No two individuals will react in the same manner to a traumatic event - and not everyone who experiences a traumatic event will become psychologically traumatized. However, if you are feeling overwhelmed and experience many of the symptoms listed below, you should consult a qualified practitioner for assessment. 

Some common symptoms associated with a traumatic reaction are: 

Re-experiencing the traumatic event
  • nightmares about the trauma.
  • distressing and intrusive memories of the trauma.
  • flashbacks to the trauma.
Avoidance or Numbing
  • attempts to avoid thoughts, feeling, activities associated with the trauma.
  • difficulty remembering important parts of the traumatic event.
  • feelings of detachment and a sense of alienation from the world around you.
  • decreased interest in activities that were once enjoyed.
  • feeling jumpy.
  • difficulty falling or staying asleep.
  • concentration problems.
  • feeling constantly on guard.
  • irritability and angy outbursts.

Psychologists and psychological associates at  Fleming Vigna Balmer are experienced in working with children, adolescents, and adults who have experienced trauma.
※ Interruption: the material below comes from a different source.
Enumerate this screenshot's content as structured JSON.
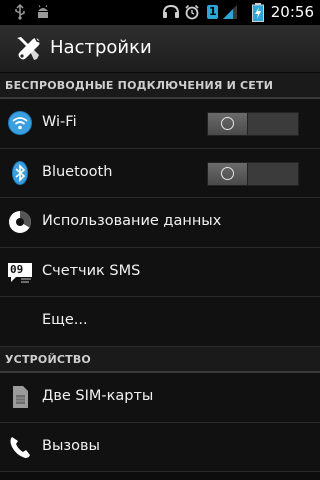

Treatment goals for trauma include, 1) reducing intrusive symptoms, 2) reducing symtoms of avoidance, 3) reducing numbing and withdrawal, 4) reducing hyperarousal, and 5) improving impulse control. By reducing these problematic symptoms, a number of related and important goals can be accomplished.  These include; 1) developing the capacity to interpret events more realistically, 2) developing the ability to judge individuals more realistically with respect to their potential threat content, and 3) enhancing self-esteem, trust, and feelings of safety.